A recent republication of the late Gen. John A. Dix’s disappointing translation of this famous medieval hymn, together with some researches into its history which I happened to be making at the time, induces me to undertake a translation myself. It may seem presumption in me to attempt that which so many eminent scholars of so many generations have attempted before me; but the conspicuous failure of others encourages me to hope that success, being still unachieved, is still achievable. The fault of previous translations, from Lord Macaulay’s to that of Gen. Dix, has been, I venture to think, a too strict literalness, whereby the delicate irony and subtle humor of the immortal poem—though doubtless these admirable qualities were well appreciated by the translators—have been utterly sacrificed in the result. In none of the English versions that I have examined is more than a trace of the mocking spirit of insincerity pervading the whole prayer,—the cool effrontery of the suppliant in enumerating his demerits, his serenely illogical demands of salvation in spite, or rather because, of them, his meek submission to the punishment of others, and the many similarly pleasing characteristics of this amusing work, being most imperfectly conveyed.
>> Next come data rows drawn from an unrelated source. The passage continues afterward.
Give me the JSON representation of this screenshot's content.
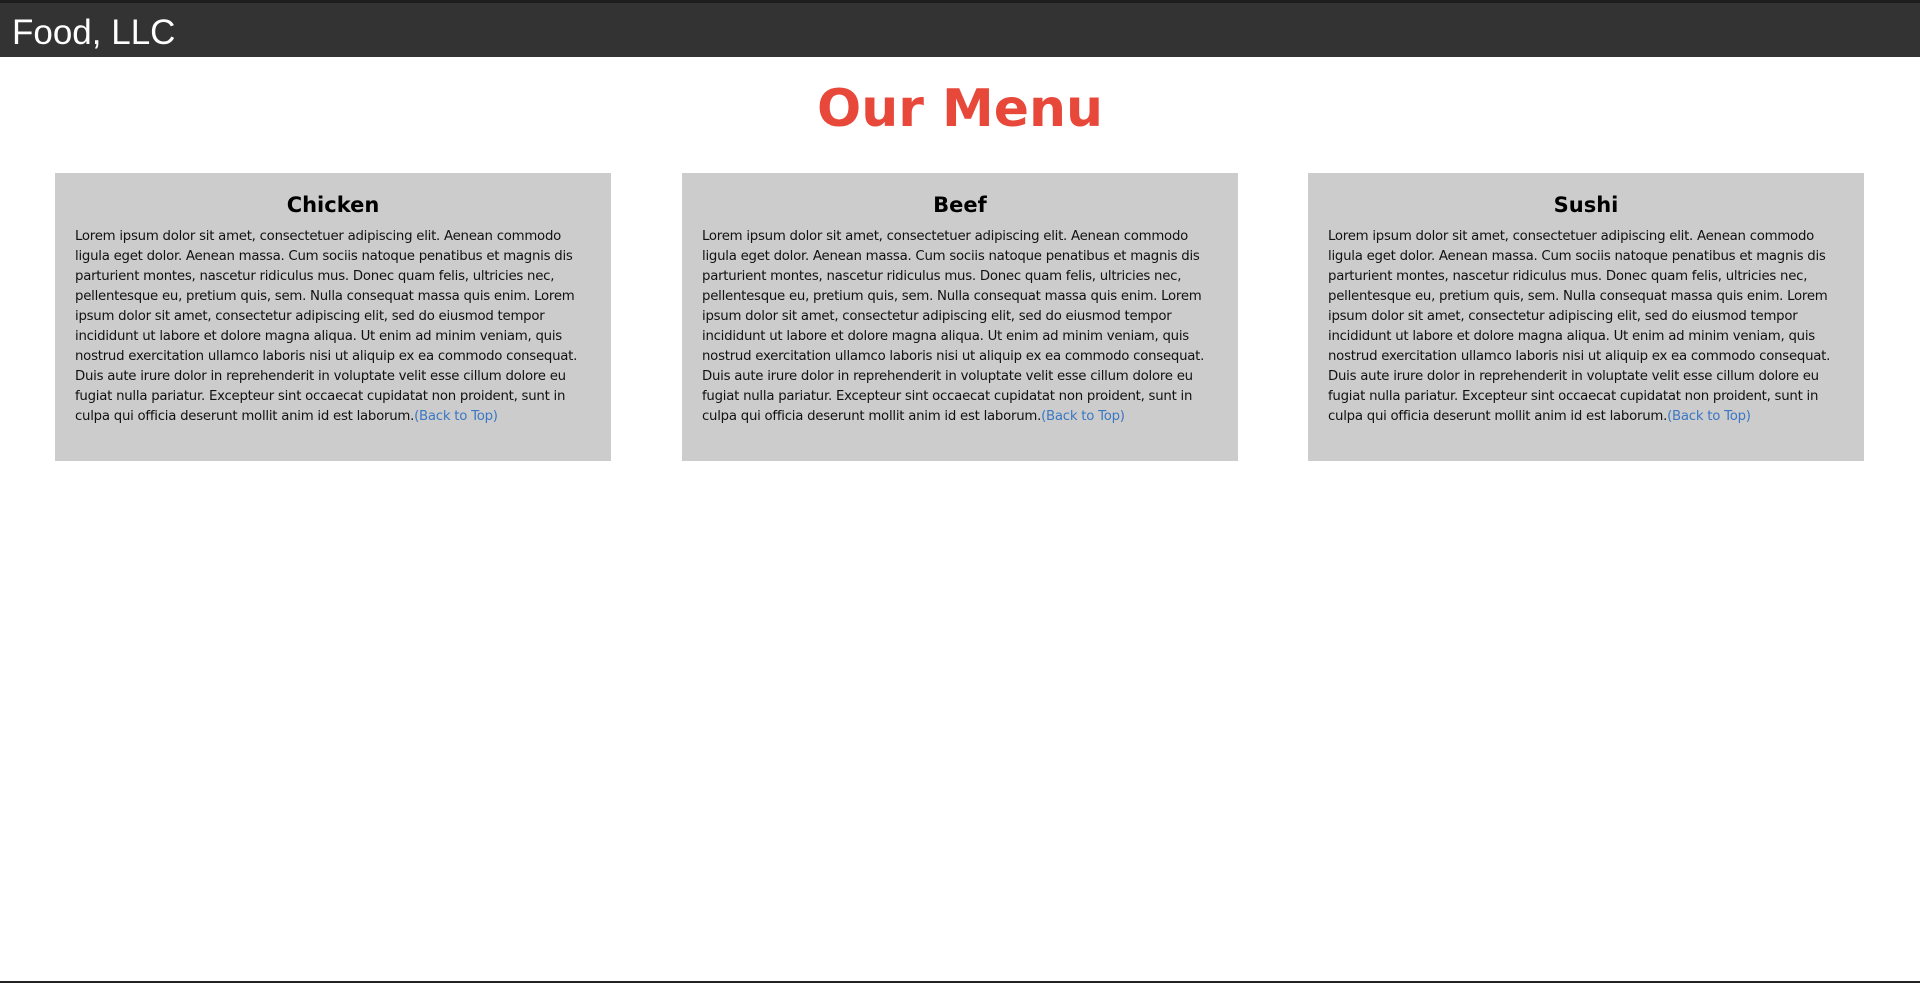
{
  "header": {
    "brand": "Food, LLC"
  },
  "main": {
    "title": "Our Menu",
    "cards": [
      {
        "title": "Chicken",
        "text": "Lorem ipsum dolor sit amet, consectetuer adipiscing elit. Aenean commodo ligula eget dolor. Aenean massa. Cum sociis natoque penatibus et magnis dis parturient montes, nascetur ridiculus mus. Donec quam felis, ultricies nec, pellentesque eu, pretium quis, sem. Nulla consequat massa quis enim. Lorem ipsum dolor sit amet, consectetur adipiscing elit, sed do eiusmod tempor incididunt ut labore et dolore magna aliqua. Ut enim ad minim veniam, quis nostrud exercitation ullamco laboris nisi ut aliquip ex ea commodo consequat. Duis aute irure dolor in reprehenderit in voluptate velit esse cillum dolore eu fugiat nulla pariatur. Excepteur sint occaecat cupidatat non proident, sunt in culpa qui officia deserunt mollit anim id est laborum.",
        "link": "(Back to Top)"
      },
      {
        "title": "Beef",
        "text": "Lorem ipsum dolor sit amet, consectetuer adipiscing elit. Aenean commodo ligula eget dolor. Aenean massa. Cum sociis natoque penatibus et magnis dis parturient montes, nascetur ridiculus mus. Donec quam felis, ultricies nec, pellentesque eu, pretium quis, sem. Nulla consequat massa quis enim. Lorem ipsum dolor sit amet, consectetur adipiscing elit, sed do eiusmod tempor incididunt ut labore et dolore magna aliqua. Ut enim ad minim veniam, quis nostrud exercitation ullamco laboris nisi ut aliquip ex ea commodo consequat. Duis aute irure dolor in reprehenderit in voluptate velit esse cillum dolore eu fugiat nulla pariatur. Excepteur sint occaecat cupidatat non proident, sunt in culpa qui officia deserunt mollit anim id est laborum.",
        "link": "(Back to Top)"
      },
      {
        "title": "Sushi",
        "text": "Lorem ipsum dolor sit amet, consectetuer adipiscing elit. Aenean commodo ligula eget dolor. Aenean massa. Cum sociis natoque penatibus et magnis dis parturient montes, nascetur ridiculus mus. Donec quam felis, ultricies nec, pellentesque eu, pretium quis, sem. Nulla consequat massa quis enim. Lorem ipsum dolor sit amet, consectetur adipiscing elit, sed do eiusmod tempor incididunt ut labore et dolore magna aliqua. Ut enim ad minim veniam, quis nostrud exercitation ullamco laboris nisi ut aliquip ex ea commodo consequat. Duis aute irure dolor in reprehenderit in voluptate velit esse cillum dolore eu fugiat nulla pariatur. Excepteur sint occaecat cupidatat non proident, sunt in culpa qui officia deserunt mollit anim id est laborum.",
        "link": "(Back to Top)"
      }
    ]
  },
  "colors": {
    "header_bg": "#333333",
    "title": "#e8483a",
    "card_bg": "#cccccc",
    "link": "#3b77c4"
  }
}
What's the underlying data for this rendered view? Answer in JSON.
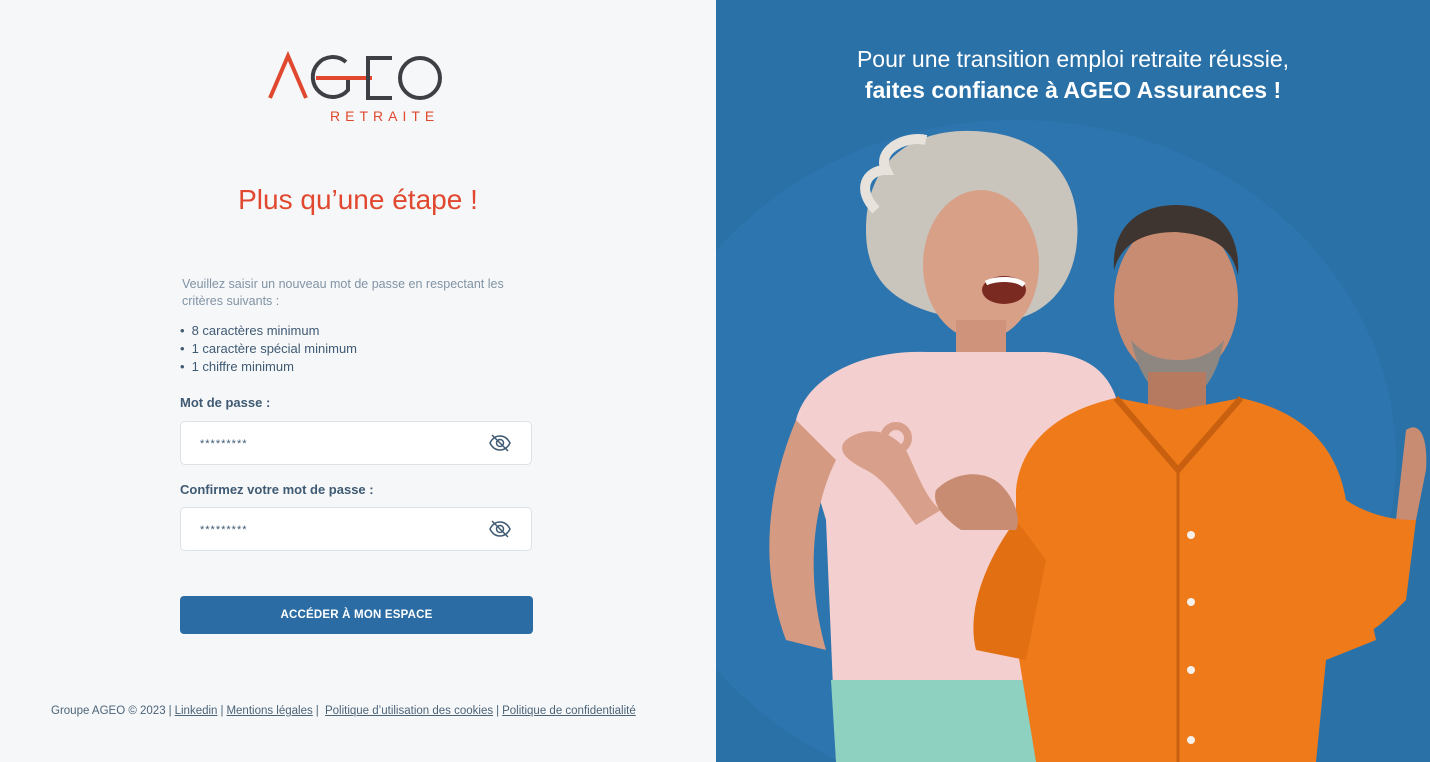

By permitting myself a reasonable freedom of rendering—in many cases boldly supplying that “missing link” between the sublime and the ridiculous which the author, writing for the acute monkish apprehension of the 13th century, did not deem it necessary to insert—I have hoped at least partially to liberate the lurking devil of humor from his fetters, letting him caper, not, certainly, as he does in the Latin, but as he probably would have done had his creator written in English. In preserving the metre and double rhymes of the original, I have acted from the same reverent regard for the music with which, in the liturgy of the Church, the verses have become inseparably wedded that inspired Gen. Dix; seeking rather to surmount the obstacles to success by honest effort, than to avoid them by the adoption of an easier versification which would have deprived my version of all utility in religious service.
I must bespeak the reader’s charitable consideration in respect of the first stanza, the insuperable difficulties of which seem to have been purposely contrived in order to warn off trespassers at the very boundary of the alluring domain. I have got over the inhibition—somehow—but David and the Sibyl must try to forgive me if they find themselves represented merely by the names of those conspicuous personal qualities to which they probably owed, respectively, their powers of prophecy, as Samson’s strength lay in his hair.